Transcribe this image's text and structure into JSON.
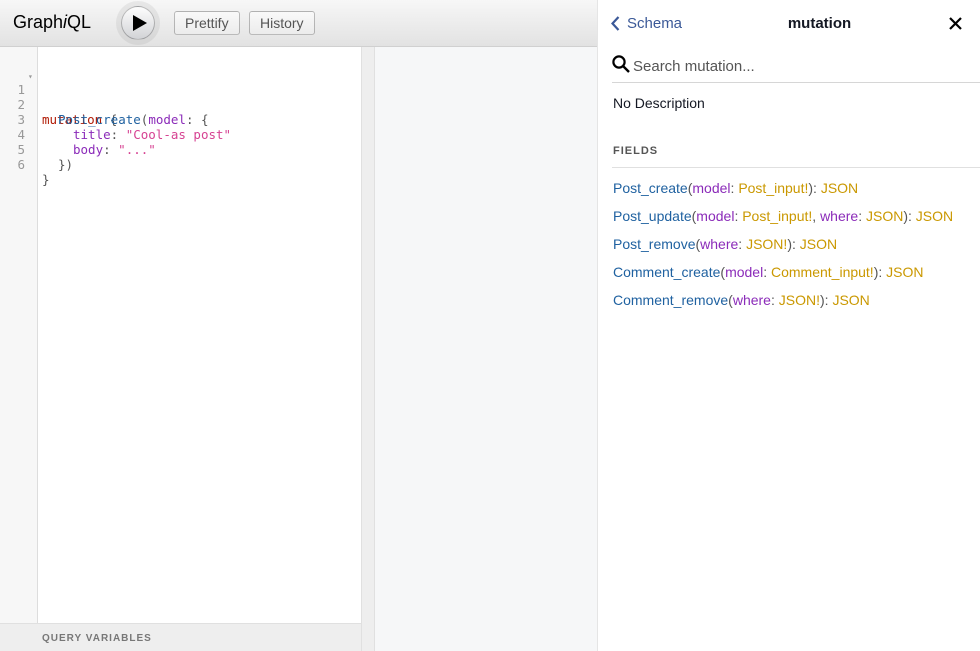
{
  "toolbar": {
    "logo_pre": "Graph",
    "logo_i": "i",
    "logo_post": "QL",
    "prettify_label": "Prettify",
    "history_label": "History"
  },
  "editor": {
    "lines": [
      {
        "n": "1",
        "fold": "▾"
      },
      {
        "n": "2"
      },
      {
        "n": "3"
      },
      {
        "n": "4"
      },
      {
        "n": "5"
      },
      {
        "n": "6"
      }
    ],
    "tokens": {
      "mutation": "mutation",
      "brace_open": " {",
      "post_create": "Post_create",
      "paren_open": "(",
      "model": "model",
      "colon_brace": ": {",
      "title": "title",
      "colon": ": ",
      "title_value": "\"Cool-as post\"",
      "body": "body",
      "body_value": "\"...\"",
      "close_inner": "})",
      "brace_close": "}"
    },
    "query_variables_label": "QUERY VARIABLES"
  },
  "docs": {
    "back_label": "Schema",
    "title": "mutation",
    "search_placeholder": "Search mutation...",
    "description": "No Description",
    "fields_label": "FIELDS",
    "fields": [
      {
        "name": "Post_create",
        "args": [
          {
            "name": "model",
            "type": "Post_input!"
          }
        ],
        "returns": "JSON"
      },
      {
        "name": "Post_update",
        "args": [
          {
            "name": "model",
            "type": "Post_input!"
          },
          {
            "name": "where",
            "type": "JSON"
          }
        ],
        "returns": "JSON"
      },
      {
        "name": "Post_remove",
        "args": [
          {
            "name": "where",
            "type": "JSON!"
          }
        ],
        "returns": "JSON"
      },
      {
        "name": "Comment_create",
        "args": [
          {
            "name": "model",
            "type": "Comment_input!"
          }
        ],
        "returns": "JSON"
      },
      {
        "name": "Comment_remove",
        "args": [
          {
            "name": "where",
            "type": "JSON!"
          }
        ],
        "returns": "JSON"
      }
    ]
  },
  "icons": {
    "execute": "play-icon",
    "back": "chevron-left-icon",
    "close": "close-icon",
    "search": "search-icon"
  }
}
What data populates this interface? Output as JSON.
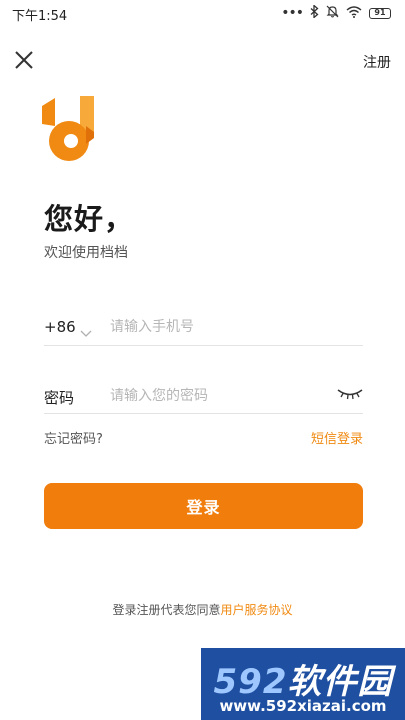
{
  "status_bar": {
    "time": "下午1:54",
    "icons": [
      "more-dots-icon",
      "bluetooth-icon",
      "mute-bell-icon",
      "wifi-icon",
      "battery-icon"
    ],
    "battery_level": "91"
  },
  "header": {
    "close_icon": "close-icon",
    "register_label": "注册"
  },
  "logo": {
    "icon": "app-logo",
    "brand_color": "#f08a12",
    "accent_color": "#f7a93a"
  },
  "greeting": {
    "title": "您好，",
    "subtitle": "欢迎使用档档"
  },
  "phone": {
    "country_code": "+86",
    "placeholder": "请输入手机号",
    "value": ""
  },
  "password": {
    "label": "密码",
    "placeholder": "请输入您的密码",
    "value": "",
    "toggle_icon": "eye-closed-icon"
  },
  "links": {
    "forgot": "忘记密码?",
    "sms_login": "短信登录"
  },
  "login_button": {
    "label": "登录",
    "color": "#f07d0c"
  },
  "agreement": {
    "prefix": "登录注册代表您同意",
    "link": "用户服务协议"
  },
  "watermark": {
    "brand_number": "592",
    "brand_text": "软件园",
    "url": "www.592xiazai.com"
  }
}
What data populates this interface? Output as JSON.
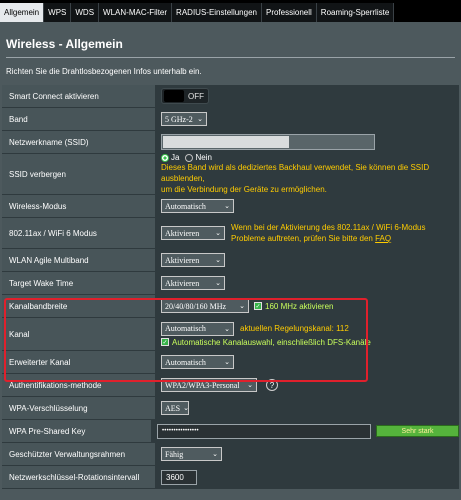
{
  "tabs": [
    "Allgemein",
    "WPS",
    "WDS",
    "WLAN-MAC-Filter",
    "RADIUS-Einstellungen",
    "Professionell",
    "Roaming-Sperrliste"
  ],
  "header": {
    "title": "Wireless - Allgemein",
    "description": "Richten Sie die Drahtlosbezogenen Infos unterhalb ein."
  },
  "rows": {
    "smart_connect": {
      "label": "Smart Connect aktivieren",
      "toggle": "OFF"
    },
    "band": {
      "label": "Band",
      "value": "5 GHz-2"
    },
    "ssid": {
      "label": "Netzwerkname (SSID)",
      "value": ""
    },
    "ssid_hide": {
      "label": "SSID verbergen",
      "opt_ja": "Ja",
      "opt_nein": "Nein",
      "note1": "Dieses Band wird als dediziertes Backhaul verwendet, Sie können die SSID ausblenden,",
      "note2": "um die Verbindung der Geräte zu ermöglichen."
    },
    "wireless_mode": {
      "label": "Wireless-Modus",
      "value": "Automatisch"
    },
    "ax_mode": {
      "label": "802.11ax / WiFi 6 Modus",
      "value": "Aktivieren",
      "note1": "Wenn bei der Aktivierung des 802.11ax / WiFi 6-Modus",
      "note2": "Probleme auftreten, prüfen Sie bitte den ",
      "faq": "FAQ"
    },
    "agile": {
      "label": "WLAN Agile Multiband",
      "value": "Aktivieren"
    },
    "twt": {
      "label": "Target Wake Time",
      "value": "Aktivieren"
    },
    "bandwidth": {
      "label": "Kanalbandbreite",
      "value": "20/40/80/160 MHz",
      "check": "160 MHz aktivieren"
    },
    "channel": {
      "label": "Kanal",
      "value": "Automatisch",
      "info": "aktuellen Regelungskanal: 112",
      "check": "Automatische Kanalauswahl, einschließlich DFS-Kanäle"
    },
    "ext_channel": {
      "label": "Erweiterter Kanal",
      "value": "Automatisch"
    },
    "auth": {
      "label": "Authentifikations-methode",
      "value": "WPA2/WPA3-Personal"
    },
    "wpa_enc": {
      "label": "WPA-Verschlüsselung",
      "value": "AES"
    },
    "psk": {
      "label": "WPA Pre-Shared Key",
      "value": "••••••••••••••••",
      "strength": "Sehr stark"
    },
    "pmf": {
      "label": "Geschützter Verwaltungsrahmen",
      "value": "Fähig"
    },
    "rotation": {
      "label": "Netzwerkschlüssel-Rotationsintervall",
      "value": "3600"
    }
  }
}
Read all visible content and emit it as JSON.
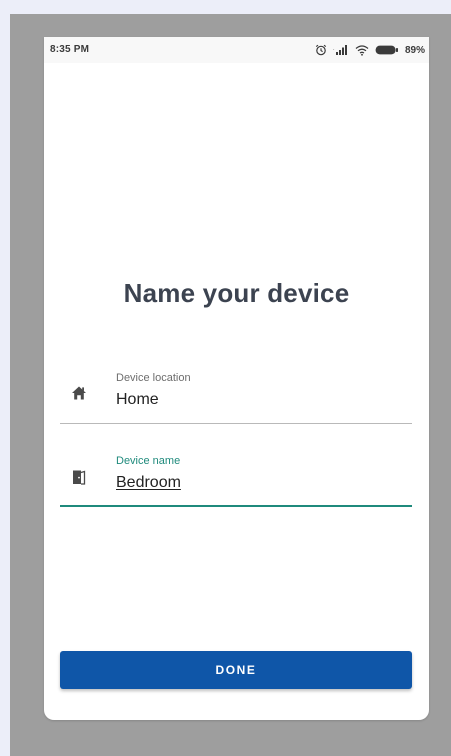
{
  "status_bar": {
    "time": "8:35 PM",
    "battery": "89%",
    "icons": [
      "alarm-icon",
      "signal-icon",
      "wifi-icon",
      "battery-icon"
    ]
  },
  "page": {
    "title": "Name your device"
  },
  "form": {
    "location": {
      "label": "Device location",
      "value": "Home",
      "icon": "home-icon"
    },
    "name": {
      "label": "Device name",
      "value": "Bedroom",
      "icon": "door-icon"
    }
  },
  "actions": {
    "done_label": "DONE"
  },
  "colors": {
    "accent": "#1f8a7c",
    "button": "#0f56a8",
    "title": "#3c4350",
    "frame": "#9e9e9e",
    "background": "#eceef9"
  }
}
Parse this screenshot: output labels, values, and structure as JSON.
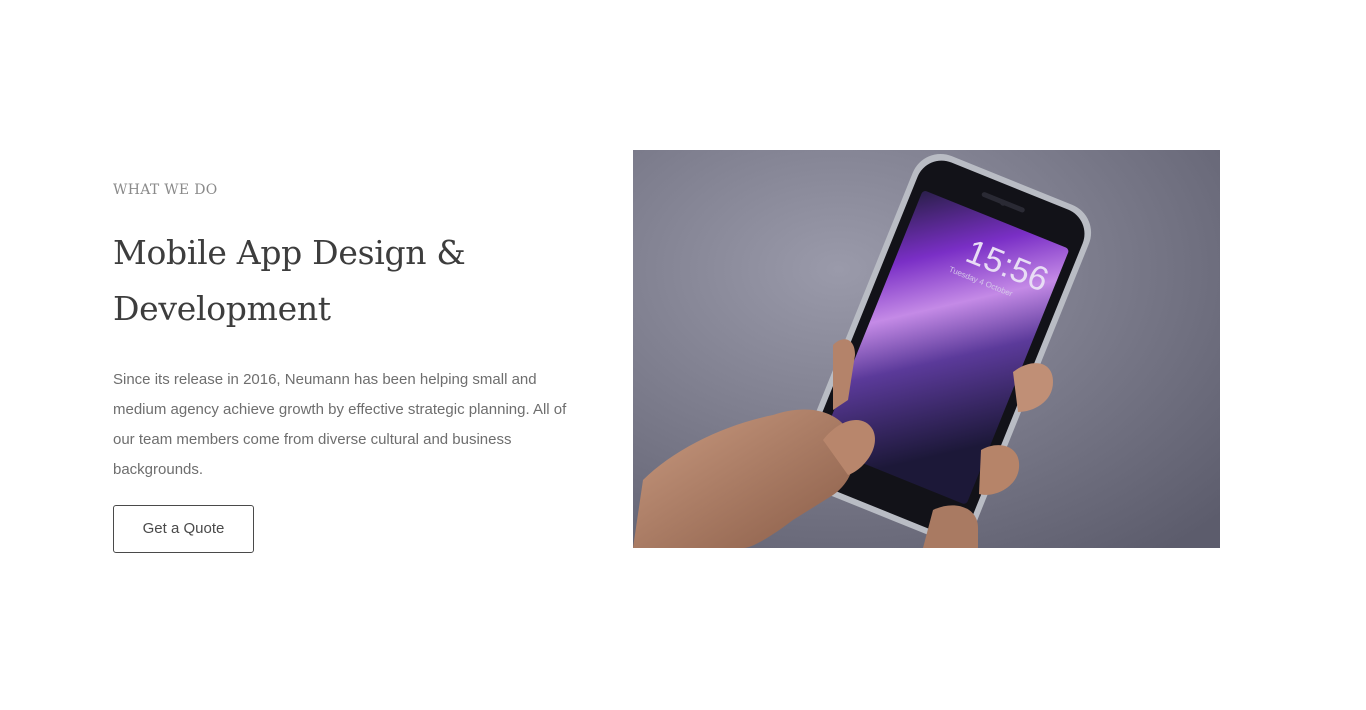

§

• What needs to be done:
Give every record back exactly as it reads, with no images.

• Exercise output:
Transcribe this image's text and structure into JSON.
{
  "toolbar": {
    "logo_pre": "Graph",
    "logo_i": "i",
    "logo_post": "QL",
    "prettify_label": "Prettify",
    "history_label": "History"
  },
  "editor": {
    "lines": [
      {
        "n": "1",
        "fold": "▾"
      },
      {
        "n": "2"
      },
      {
        "n": "3"
      },
      {
        "n": "4"
      },
      {
        "n": "5"
      },
      {
        "n": "6"
      }
    ],
    "tokens": {
      "mutation": "mutation",
      "brace_open": " {",
      "post_create": "Post_create",
      "paren_open": "(",
      "model": "model",
      "colon_brace": ": {",
      "title": "title",
      "colon": ": ",
      "title_value": "\"Cool-as post\"",
      "body": "body",
      "body_value": "\"...\"",
      "close_inner": "})",
      "brace_close": "}"
    },
    "query_variables_label": "QUERY VARIABLES"
  },
  "docs": {
    "back_label": "Schema",
    "title": "mutation",
    "search_placeholder": "Search mutation...",
    "description": "No Description",
    "fields_label": "FIELDS",
    "fields": [
      {
        "name": "Post_create",
        "args": [
          {
            "name": "model",
            "type": "Post_input!"
          }
        ],
        "returns": "JSON"
      },
      {
        "name": "Post_update",
        "args": [
          {
            "name": "model",
            "type": "Post_input!"
          },
          {
            "name": "where",
            "type": "JSON"
          }
        ],
        "returns": "JSON"
      },
      {
        "name": "Post_remove",
        "args": [
          {
            "name": "where",
            "type": "JSON!"
          }
        ],
        "returns": "JSON"
      },
      {
        "name": "Comment_create",
        "args": [
          {
            "name": "model",
            "type": "Comment_input!"
          }
        ],
        "returns": "JSON"
      },
      {
        "name": "Comment_remove",
        "args": [
          {
            "name": "where",
            "type": "JSON!"
          }
        ],
        "returns": "JSON"
      }
    ]
  },
  "icons": {
    "execute": "play-icon",
    "back": "chevron-left-icon",
    "close": "close-icon",
    "search": "search-icon"
  }
}
What data populates this interface? Output as JSON.
{
  "status_bar": {
    "time": "下午1:54",
    "icons": [
      "more-dots-icon",
      "bluetooth-icon",
      "mute-bell-icon",
      "wifi-icon",
      "battery-icon"
    ],
    "battery_level": "91"
  },
  "header": {
    "close_icon": "close-icon",
    "register_label": "注册"
  },
  "logo": {
    "icon": "app-logo",
    "brand_color": "#f08a12",
    "accent_color": "#f7a93a"
  },
  "greeting": {
    "title": "您好，",
    "subtitle": "欢迎使用档档"
  },
  "phone": {
    "country_code": "+86",
    "placeholder": "请输入手机号",
    "value": ""
  },
  "password": {
    "label": "密码",
    "placeholder": "请输入您的密码",
    "value": "",
    "toggle_icon": "eye-closed-icon"
  },
  "links": {
    "forgot": "忘记密码?",
    "sms_login": "短信登录"
  },
  "login_button": {
    "label": "登录",
    "color": "#f07d0c"
  },
  "agreement": {
    "prefix": "登录注册代表您同意",
    "link": "用户服务协议"
  },
  "watermark": {
    "brand_number": "592",
    "brand_text": "软件园",
    "url": "www.592xiazai.com"
  }
}
What data populates this interface? Output as JSON.
{
  "tabs": [
    "Allgemein",
    "WPS",
    "WDS",
    "WLAN-MAC-Filter",
    "RADIUS-Einstellungen",
    "Professionell",
    "Roaming-Sperrliste"
  ],
  "header": {
    "title": "Wireless - Allgemein",
    "description": "Richten Sie die Drahtlosbezogenen Infos unterhalb ein."
  },
  "rows": {
    "smart_connect": {
      "label": "Smart Connect aktivieren",
      "toggle": "OFF"
    },
    "band": {
      "label": "Band",
      "value": "5 GHz-2"
    },
    "ssid": {
      "label": "Netzwerkname (SSID)",
      "value": ""
    },
    "ssid_hide": {
      "label": "SSID verbergen",
      "opt_ja": "Ja",
      "opt_nein": "Nein",
      "note1": "Dieses Band wird als dediziertes Backhaul verwendet, Sie können die SSID ausblenden,",
      "note2": "um die Verbindung der Geräte zu ermöglichen."
    },
    "wireless_mode": {
      "label": "Wireless-Modus",
      "value": "Automatisch"
    },
    "ax_mode": {
      "label": "802.11ax / WiFi 6 Modus",
      "value": "Aktivieren",
      "note1": "Wenn bei der Aktivierung des 802.11ax / WiFi 6-Modus",
      "note2": "Probleme auftreten, prüfen Sie bitte den ",
      "faq": "FAQ"
    },
    "agile": {
      "label": "WLAN Agile Multiband",
      "value": "Aktivieren"
    },
    "twt": {
      "label": "Target Wake Time",
      "value": "Aktivieren"
    },
    "bandwidth": {
      "label": "Kanalbandbreite",
      "value": "20/40/80/160 MHz",
      "check": "160 MHz aktivieren"
    },
    "channel": {
      "label": "Kanal",
      "value": "Automatisch",
      "info": "aktuellen Regelungskanal: 112",
      "check": "Automatische Kanalauswahl, einschließlich DFS-Kanäle"
    },
    "ext_channel": {
      "label": "Erweiterter Kanal",
      "value": "Automatisch"
    },
    "auth": {
      "label": "Authentifikations-methode",
      "value": "WPA2/WPA3-Personal"
    },
    "wpa_enc": {
      "label": "WPA-Verschlüsselung",
      "value": "AES"
    },
    "psk": {
      "label": "WPA Pre-Shared Key",
      "value": "••••••••••••••••",
      "strength": "Sehr stark"
    },
    "pmf": {
      "label": "Geschützter Verwaltungsrahmen",
      "value": "Fähig"
    },
    "rotation": {
      "label": "Netzwerkschlüssel-Rotationsintervall",
      "value": "3600"
    }
  }
}
Read all visible content and emit it as JSON.
{
  "status_bar": {
    "time": "8:35 PM",
    "battery": "89%",
    "icons": [
      "alarm-icon",
      "signal-icon",
      "wifi-icon",
      "battery-icon"
    ]
  },
  "page": {
    "title": "Name your device"
  },
  "form": {
    "location": {
      "label": "Device location",
      "value": "Home",
      "icon": "home-icon"
    },
    "name": {
      "label": "Device name",
      "value": "Bedroom",
      "icon": "door-icon"
    }
  },
  "actions": {
    "done_label": "DONE"
  },
  "colors": {
    "accent": "#1f8a7c",
    "button": "#0f56a8",
    "title": "#3c4350",
    "frame": "#9e9e9e",
    "background": "#eceef9"
  }
}
Parse this screenshot: output labels, values, and structure as JSON.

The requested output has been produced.